7. Ali once fought an NHL player.
Ali formally retired in 1981 after losing a decision to Trevor Berbick. While some consider it his last-ever fight, it wasn’t his last time throwing punches in a ring. In 1983, Ali agreed to face off against NHL star Dave Semenko of the Edmonton Oilers. Semenko was teammates with Wayne Gretzky and considered to be the hard-hitting bouncer of the team. Ali and Semenko agreed to a three-round exhibition bout with the proceeds going to charity. While it was not a serious affair—Ali kept his blue track suit on—the two battled to a draw.
8. Ali was a referee for WrestleMania I.
In 1985, less than five years after retiring, Ali agreed to make an appearance at the first-ever WrestleMania. As a guest referee for the main event, which took place at Madison Square Garden, Ali made sure participants Hulk Hogan, Mr. T., Paul Orndorff, and “Rowdy” Roddy Piper were obeying the rules. Ali, however, wasn’t necessarily interested in law and order himself.
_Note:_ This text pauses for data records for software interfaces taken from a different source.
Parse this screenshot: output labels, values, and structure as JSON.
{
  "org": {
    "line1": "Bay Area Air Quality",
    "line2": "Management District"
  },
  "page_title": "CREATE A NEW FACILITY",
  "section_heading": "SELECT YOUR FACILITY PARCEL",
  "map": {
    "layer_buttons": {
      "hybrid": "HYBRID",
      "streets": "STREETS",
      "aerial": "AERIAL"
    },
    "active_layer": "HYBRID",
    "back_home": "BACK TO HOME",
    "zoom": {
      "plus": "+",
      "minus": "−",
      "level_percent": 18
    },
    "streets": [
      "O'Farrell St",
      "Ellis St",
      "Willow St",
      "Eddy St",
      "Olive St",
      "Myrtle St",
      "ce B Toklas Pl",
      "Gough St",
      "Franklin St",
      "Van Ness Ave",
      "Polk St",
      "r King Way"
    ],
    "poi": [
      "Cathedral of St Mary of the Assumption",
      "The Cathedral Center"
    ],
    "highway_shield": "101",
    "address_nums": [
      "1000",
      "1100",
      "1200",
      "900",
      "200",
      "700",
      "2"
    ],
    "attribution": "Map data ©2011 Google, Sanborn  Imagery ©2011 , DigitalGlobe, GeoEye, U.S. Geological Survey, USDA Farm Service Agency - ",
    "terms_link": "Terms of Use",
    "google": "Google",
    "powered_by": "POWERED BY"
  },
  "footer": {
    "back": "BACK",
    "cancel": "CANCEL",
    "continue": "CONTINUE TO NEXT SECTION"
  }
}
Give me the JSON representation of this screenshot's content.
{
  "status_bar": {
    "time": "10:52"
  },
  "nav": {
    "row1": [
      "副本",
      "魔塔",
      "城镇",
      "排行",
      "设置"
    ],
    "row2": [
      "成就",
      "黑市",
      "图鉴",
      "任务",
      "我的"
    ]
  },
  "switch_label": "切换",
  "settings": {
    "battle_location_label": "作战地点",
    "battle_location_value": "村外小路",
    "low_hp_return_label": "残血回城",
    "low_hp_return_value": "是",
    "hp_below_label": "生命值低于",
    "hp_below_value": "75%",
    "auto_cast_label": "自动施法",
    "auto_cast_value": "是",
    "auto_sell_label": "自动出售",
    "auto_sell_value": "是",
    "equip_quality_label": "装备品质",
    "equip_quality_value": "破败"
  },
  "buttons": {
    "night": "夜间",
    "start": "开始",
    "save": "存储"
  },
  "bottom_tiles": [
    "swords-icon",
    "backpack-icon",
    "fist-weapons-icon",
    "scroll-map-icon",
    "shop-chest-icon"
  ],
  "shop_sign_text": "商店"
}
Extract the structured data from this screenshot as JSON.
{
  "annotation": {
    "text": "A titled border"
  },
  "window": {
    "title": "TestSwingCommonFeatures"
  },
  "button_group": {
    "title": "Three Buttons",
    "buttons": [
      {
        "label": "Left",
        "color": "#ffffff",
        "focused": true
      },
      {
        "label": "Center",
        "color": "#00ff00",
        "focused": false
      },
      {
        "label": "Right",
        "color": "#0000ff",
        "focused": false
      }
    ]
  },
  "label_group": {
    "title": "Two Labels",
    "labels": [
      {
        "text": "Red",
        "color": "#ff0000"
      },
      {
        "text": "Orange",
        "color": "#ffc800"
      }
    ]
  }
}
To avoid getting injured, he was told to remain outside of the ring. He decided to climb in anyway, forcing WWE (then WWF) personnel to run out and get him back to his spot. Ali would later appear in a sensational wrestling spectacle organized in North Korea in 1995 that drew a reported 150,000 to 190,000 attendees.
9. He was the first boxer to appear on a box of Wheaties.
In 1999, Ali made history once more, this time by being the first boxer to ever appear on a Wheaties box. The popular General Mills breakfast cereal had long been marketed using high-profile athletes from major sports: Ali was the first time a pugilist received the honor. General Mills featured Ali a second time, in honor of the cereal’s centennial, in 2021.
10. He played himself in his own biopic.
Biopics about famous and influential figures are commonplace, but few filmmakers have ever dared to cast the actual person. It’s a testament to Ali’s charisma that producers of The Greatest (1977) didn’t think any actor could do the role justice: Ali played himself in the film, which is based on his 1975 autobiography and charts his career ascension beginning with the 1960 Olympics on through his famed 1974 fight with George Foreman, which became known as “The Rumble in the Jungle.” The supporting cast featured veteran actors Robert Duvall as promoter Bill McDonald and James Earl Jones as Malcolm X. For all his energy, however, Ali couldn’t quite pull off the teenaged version of himself: Actor Phillip “Chip” McAllister appeared instead.
A version of this story ran in 2019; it has been updated for 2023.